Castlevania: Aria of Sorrow

The third new Castlevania on the Gameboy Advance, Aria of Sorrow was the best by far, giving players a large castle to explore, great graphics, and a fun customization mechanics in the form of its souls system. It’s one of the best games on the GBA and one of the best Castlevania games ever released.

Mirrodin Introduces us to Modern Magic

In 2003 Wizards of the Coast released the Mirrodin set, introducing us to both the artifact world of Mirrodin and the game’s new frame treatment. This new treatment would define Magic’s “modern” era, with cleaner, easier-to-read cards featuring more pronounced text boxes. Mirrodin introduced Equipment to the game, as well as the broken Affinity mechanic, and its follow-up sets would add Indestructible and Scry.

Credit: Queen Games


Winner of the Spiel des Jahres in 2003, Alhambra is one of those games that seems very straightforward at first, but for which the complexity really starts to dawn on you as the game progresses. Gameplay in Alhambra is ridiculously and deceptively simple; you’re either taking money or buying buildings for your palace. But do you have the right color of money for the tile you desperately want? Do you make a sub-optimal purchase but do it with exact change to get another action? Do you purchase that last seraglio even knowing you can’t place it because it will force a tie between two other players in the final scoring? Do you spend a turn rearranging two of your tiles – neither taking money nor buying new buildings – in order to set yourself up for future expansion or a longer wall? The decisions you make as a player feel interesting and impactful, making it a great game.

Why It Was the Best Year in Gaming

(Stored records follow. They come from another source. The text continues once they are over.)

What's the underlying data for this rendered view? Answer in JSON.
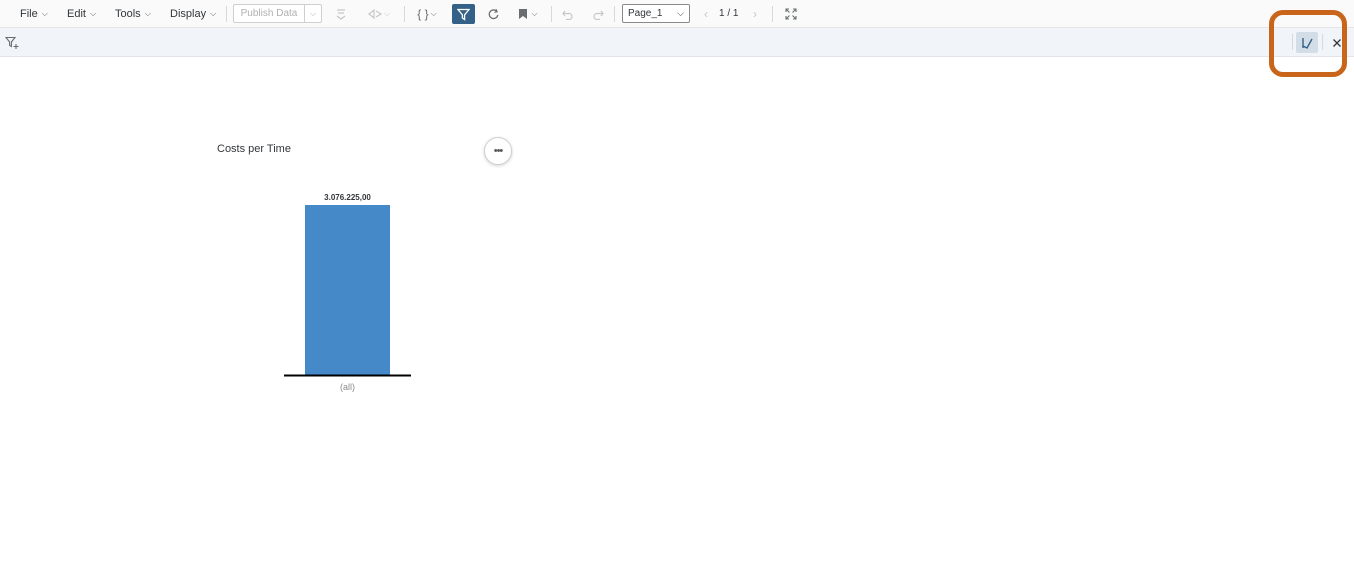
{
  "toolbar": {
    "menus": [
      {
        "label": "File"
      },
      {
        "label": "Edit"
      },
      {
        "label": "Tools"
      },
      {
        "label": "Display"
      }
    ],
    "publish_label": "Publish Data",
    "page_select_value": "Page_1",
    "page_counter": "1 / 1"
  },
  "filterbar": {},
  "widget": {
    "title": "Costs per Time",
    "more_label": "•••"
  },
  "colors": {
    "bar": "#4589c9",
    "active_filter": "#346187",
    "highlight": "#c8651b"
  },
  "chart_data": {
    "type": "bar",
    "categories": [
      "(all)"
    ],
    "values": [
      3076225.0
    ],
    "data_labels": [
      "3.076.225,00"
    ],
    "title": "Costs per Time",
    "xlabel": "",
    "ylabel": "",
    "ylim": [
      0,
      3076225.0
    ],
    "grid": false,
    "legend": "none"
  }
}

2003 was a solid year for video games but an outstanding year for tabletop games, and a number of things set in motion this year would go on to bigger developments later. Warmachine would expand considerable over the next few years, while D&D’s third edition would become the basis for Pathfinder. And Games Workshop’s Eye of Terror campaign would set the high water mark for how global campaigns could involve players and create lasting story impacts. 

On the video game side of things it’s difficult to overstate how important Defense of the Ancients was in terms of its impact. A fan-made mod for WarCraft III ended up leading to some of the most popular games in the world, with games like League of Legends and valorant growing out of what DotA started and games like Overwatch and Fortnite owing something to them as well. On the video game side, it’s also worth mentioning EA’s The Return of the King, which really set a high bar for game adaptations of movies and would set the stage for games like Shadows of Mordor down the road. 

On the other hand, 2003 gave us Deus Ex: Invisible War, so it has a lot to answer for.

This article is part of a larger series on the best year in gaming. For more years, click this link. Have any questions or feedback? Drop us a note in the comments below or email us at